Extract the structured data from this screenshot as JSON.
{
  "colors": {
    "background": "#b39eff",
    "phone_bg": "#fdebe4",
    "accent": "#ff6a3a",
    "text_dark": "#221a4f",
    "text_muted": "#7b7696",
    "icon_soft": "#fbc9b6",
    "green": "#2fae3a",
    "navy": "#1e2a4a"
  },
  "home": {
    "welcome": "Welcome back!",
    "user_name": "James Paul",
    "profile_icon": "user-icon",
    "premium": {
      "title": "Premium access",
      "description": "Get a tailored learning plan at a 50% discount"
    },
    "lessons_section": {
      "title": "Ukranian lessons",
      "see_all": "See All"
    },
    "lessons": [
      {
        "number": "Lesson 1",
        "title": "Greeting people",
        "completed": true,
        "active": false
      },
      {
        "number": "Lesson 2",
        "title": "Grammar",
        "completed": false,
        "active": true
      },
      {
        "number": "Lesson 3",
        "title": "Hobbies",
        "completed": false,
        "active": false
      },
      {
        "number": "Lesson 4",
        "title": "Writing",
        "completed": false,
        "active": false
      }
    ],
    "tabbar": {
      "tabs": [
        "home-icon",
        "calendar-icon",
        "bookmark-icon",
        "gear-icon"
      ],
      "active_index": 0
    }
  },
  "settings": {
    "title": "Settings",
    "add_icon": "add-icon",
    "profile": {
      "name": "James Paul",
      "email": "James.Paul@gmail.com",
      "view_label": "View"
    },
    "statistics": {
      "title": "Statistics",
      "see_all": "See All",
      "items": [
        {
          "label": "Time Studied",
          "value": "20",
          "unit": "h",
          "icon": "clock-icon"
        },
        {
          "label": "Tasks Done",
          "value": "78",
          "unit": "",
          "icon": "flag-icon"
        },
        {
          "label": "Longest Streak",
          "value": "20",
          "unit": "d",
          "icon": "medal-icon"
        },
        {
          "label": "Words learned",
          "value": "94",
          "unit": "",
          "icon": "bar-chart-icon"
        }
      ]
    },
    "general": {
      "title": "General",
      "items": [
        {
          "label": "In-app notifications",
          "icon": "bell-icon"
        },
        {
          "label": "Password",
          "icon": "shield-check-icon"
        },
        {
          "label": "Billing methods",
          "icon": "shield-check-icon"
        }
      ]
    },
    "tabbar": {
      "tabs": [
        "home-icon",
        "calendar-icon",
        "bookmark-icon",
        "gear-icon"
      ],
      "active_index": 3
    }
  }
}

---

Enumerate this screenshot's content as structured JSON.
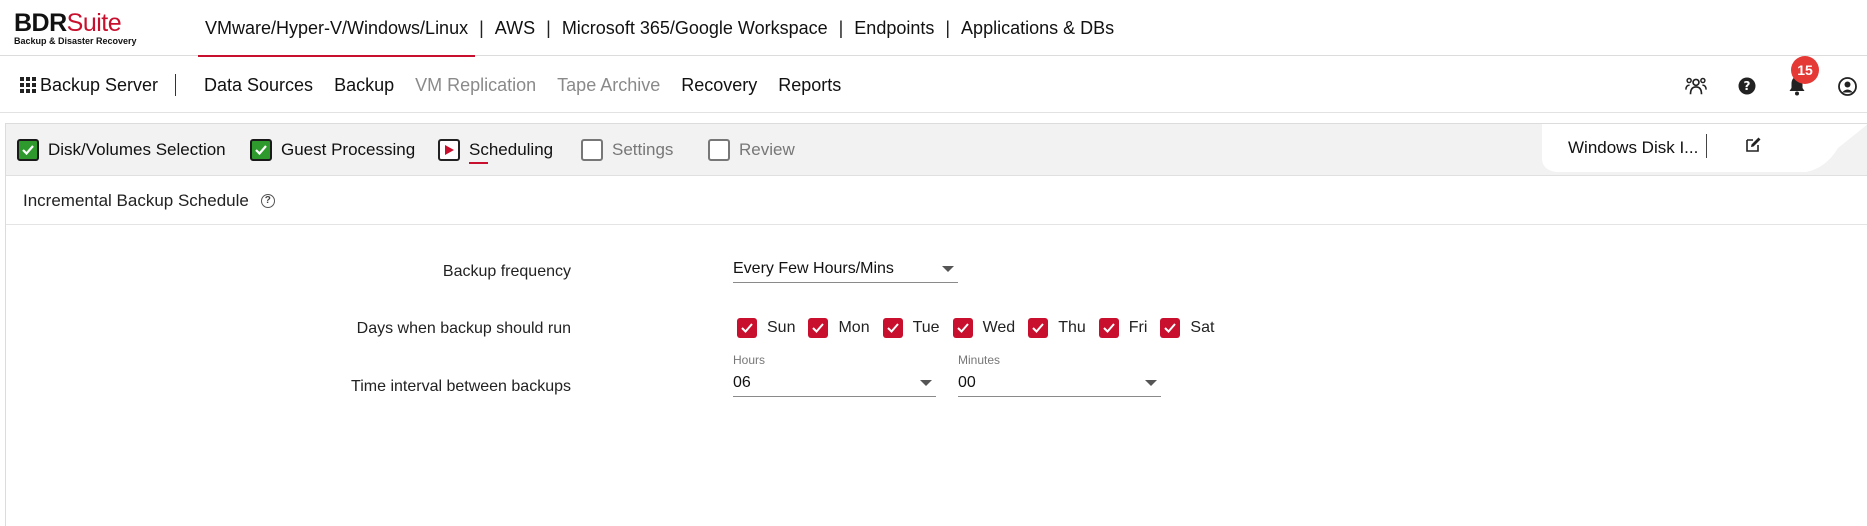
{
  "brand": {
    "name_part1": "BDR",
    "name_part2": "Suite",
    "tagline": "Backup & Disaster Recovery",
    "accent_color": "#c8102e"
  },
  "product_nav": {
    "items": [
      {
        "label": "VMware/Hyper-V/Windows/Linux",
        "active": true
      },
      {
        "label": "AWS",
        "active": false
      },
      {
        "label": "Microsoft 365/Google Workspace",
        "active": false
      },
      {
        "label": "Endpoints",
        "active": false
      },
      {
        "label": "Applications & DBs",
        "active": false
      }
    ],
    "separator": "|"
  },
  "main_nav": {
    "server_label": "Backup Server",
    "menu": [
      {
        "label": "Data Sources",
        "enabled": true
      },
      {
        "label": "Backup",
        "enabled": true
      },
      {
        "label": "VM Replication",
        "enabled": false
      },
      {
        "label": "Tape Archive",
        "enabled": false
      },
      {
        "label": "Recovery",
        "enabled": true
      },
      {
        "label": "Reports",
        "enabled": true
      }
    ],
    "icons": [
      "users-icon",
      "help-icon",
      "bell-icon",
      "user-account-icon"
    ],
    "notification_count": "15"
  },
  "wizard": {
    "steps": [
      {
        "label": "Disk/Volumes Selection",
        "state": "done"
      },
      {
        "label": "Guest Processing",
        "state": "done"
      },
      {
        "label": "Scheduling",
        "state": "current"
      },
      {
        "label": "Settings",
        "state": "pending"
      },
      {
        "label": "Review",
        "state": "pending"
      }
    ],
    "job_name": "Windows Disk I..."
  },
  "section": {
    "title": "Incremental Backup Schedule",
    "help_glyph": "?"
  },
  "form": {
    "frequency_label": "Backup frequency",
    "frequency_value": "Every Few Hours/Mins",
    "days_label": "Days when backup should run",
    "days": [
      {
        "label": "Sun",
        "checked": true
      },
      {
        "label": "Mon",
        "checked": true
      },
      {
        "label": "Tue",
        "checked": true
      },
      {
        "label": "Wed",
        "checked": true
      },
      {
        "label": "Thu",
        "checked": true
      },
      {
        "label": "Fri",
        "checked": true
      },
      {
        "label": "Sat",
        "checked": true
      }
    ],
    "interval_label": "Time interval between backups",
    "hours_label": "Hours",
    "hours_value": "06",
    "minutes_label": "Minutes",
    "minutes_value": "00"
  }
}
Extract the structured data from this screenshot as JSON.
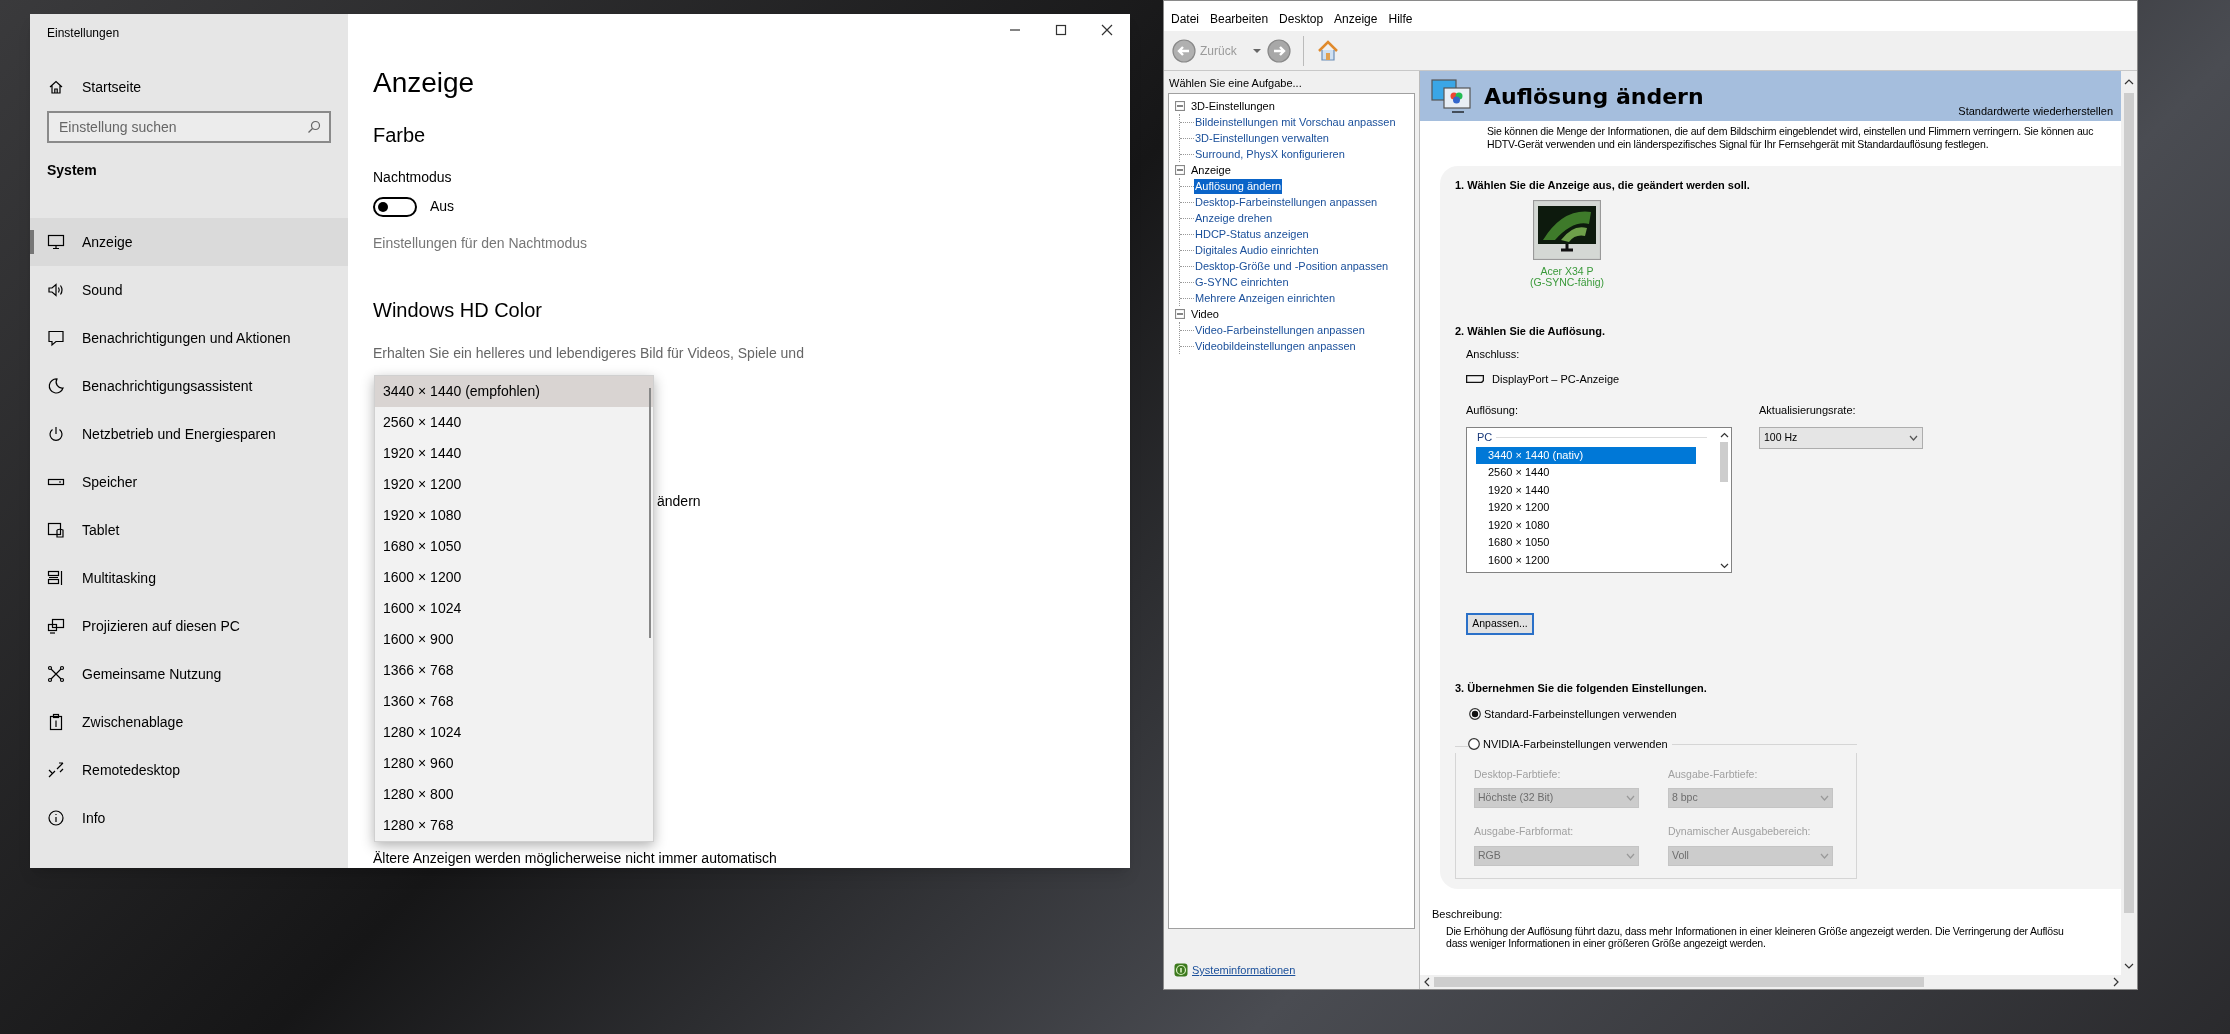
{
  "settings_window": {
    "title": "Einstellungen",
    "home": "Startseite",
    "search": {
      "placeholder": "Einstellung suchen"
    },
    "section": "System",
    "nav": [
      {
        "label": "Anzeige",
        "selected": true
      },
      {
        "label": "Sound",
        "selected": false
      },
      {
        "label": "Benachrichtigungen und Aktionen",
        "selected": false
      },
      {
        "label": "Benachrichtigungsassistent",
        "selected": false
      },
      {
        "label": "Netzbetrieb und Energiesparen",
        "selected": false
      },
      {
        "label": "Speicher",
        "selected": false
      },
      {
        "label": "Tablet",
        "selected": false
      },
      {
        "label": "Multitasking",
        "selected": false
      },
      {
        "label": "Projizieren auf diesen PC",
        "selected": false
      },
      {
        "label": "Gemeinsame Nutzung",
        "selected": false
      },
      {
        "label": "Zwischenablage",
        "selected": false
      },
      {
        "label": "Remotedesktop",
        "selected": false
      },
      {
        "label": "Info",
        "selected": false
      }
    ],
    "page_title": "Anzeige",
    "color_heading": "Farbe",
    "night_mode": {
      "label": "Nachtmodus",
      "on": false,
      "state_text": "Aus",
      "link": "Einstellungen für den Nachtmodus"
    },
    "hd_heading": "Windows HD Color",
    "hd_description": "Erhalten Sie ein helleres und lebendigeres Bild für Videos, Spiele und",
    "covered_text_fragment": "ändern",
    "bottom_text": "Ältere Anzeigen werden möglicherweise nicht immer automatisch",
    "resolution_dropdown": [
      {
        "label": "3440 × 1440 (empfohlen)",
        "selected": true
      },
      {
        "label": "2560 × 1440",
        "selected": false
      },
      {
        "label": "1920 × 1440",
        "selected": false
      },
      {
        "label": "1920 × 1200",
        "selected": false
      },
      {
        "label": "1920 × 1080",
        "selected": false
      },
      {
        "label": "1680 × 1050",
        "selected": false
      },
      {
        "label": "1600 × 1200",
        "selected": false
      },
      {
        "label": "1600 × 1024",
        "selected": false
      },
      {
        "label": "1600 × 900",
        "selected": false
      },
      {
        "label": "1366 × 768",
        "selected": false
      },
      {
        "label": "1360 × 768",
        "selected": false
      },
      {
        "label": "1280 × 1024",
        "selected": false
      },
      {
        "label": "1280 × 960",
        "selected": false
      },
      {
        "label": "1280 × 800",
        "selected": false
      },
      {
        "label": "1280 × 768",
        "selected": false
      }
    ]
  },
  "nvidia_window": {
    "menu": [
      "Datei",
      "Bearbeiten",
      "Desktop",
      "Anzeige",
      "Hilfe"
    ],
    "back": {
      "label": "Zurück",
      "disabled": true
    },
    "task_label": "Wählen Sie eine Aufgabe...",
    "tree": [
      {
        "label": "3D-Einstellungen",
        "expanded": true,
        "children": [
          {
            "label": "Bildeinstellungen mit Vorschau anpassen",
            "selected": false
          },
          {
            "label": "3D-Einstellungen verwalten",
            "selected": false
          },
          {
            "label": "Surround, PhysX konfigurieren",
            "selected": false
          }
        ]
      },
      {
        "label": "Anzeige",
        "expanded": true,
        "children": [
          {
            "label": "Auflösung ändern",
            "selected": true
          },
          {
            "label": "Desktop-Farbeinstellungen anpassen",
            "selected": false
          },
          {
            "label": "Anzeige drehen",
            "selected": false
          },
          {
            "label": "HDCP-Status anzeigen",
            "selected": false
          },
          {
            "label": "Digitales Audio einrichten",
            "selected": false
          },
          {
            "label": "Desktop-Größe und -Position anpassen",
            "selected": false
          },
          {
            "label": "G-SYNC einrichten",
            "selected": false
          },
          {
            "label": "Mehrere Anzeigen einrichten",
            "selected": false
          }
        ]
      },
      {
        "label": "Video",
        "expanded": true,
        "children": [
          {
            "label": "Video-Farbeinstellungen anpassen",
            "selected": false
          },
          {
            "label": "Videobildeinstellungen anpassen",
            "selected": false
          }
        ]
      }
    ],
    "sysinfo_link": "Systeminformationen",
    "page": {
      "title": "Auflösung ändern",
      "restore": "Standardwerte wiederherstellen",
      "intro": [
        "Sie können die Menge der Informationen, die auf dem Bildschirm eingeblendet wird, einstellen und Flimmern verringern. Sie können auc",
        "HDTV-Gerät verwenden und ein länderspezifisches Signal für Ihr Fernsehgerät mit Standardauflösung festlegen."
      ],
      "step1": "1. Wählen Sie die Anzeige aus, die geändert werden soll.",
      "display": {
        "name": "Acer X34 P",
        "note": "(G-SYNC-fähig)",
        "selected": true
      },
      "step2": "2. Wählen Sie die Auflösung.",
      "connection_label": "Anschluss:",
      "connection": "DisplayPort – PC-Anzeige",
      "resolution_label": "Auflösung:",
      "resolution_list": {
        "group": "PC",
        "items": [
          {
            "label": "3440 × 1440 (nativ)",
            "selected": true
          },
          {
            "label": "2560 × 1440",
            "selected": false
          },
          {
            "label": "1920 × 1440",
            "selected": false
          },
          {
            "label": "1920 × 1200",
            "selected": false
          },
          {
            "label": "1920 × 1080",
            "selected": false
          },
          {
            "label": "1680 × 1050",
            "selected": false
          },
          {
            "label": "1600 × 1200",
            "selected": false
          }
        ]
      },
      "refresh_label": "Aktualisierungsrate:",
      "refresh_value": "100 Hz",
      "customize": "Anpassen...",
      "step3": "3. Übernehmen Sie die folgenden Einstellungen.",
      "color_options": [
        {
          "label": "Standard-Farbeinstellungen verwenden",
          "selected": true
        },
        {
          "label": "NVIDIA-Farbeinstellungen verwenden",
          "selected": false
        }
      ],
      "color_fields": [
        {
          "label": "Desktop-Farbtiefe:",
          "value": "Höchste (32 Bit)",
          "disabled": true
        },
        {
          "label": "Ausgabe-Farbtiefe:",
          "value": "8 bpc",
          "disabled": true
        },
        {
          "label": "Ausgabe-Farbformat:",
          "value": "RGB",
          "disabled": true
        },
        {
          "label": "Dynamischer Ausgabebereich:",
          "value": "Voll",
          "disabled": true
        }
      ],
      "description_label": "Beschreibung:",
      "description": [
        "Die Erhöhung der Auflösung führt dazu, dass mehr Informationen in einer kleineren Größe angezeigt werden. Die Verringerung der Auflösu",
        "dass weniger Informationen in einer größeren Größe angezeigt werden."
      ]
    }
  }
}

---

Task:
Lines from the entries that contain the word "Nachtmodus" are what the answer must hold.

Answer section:
      "label": "Nachtmodus",
      "link": "Einstellungen für den Nachtmodus"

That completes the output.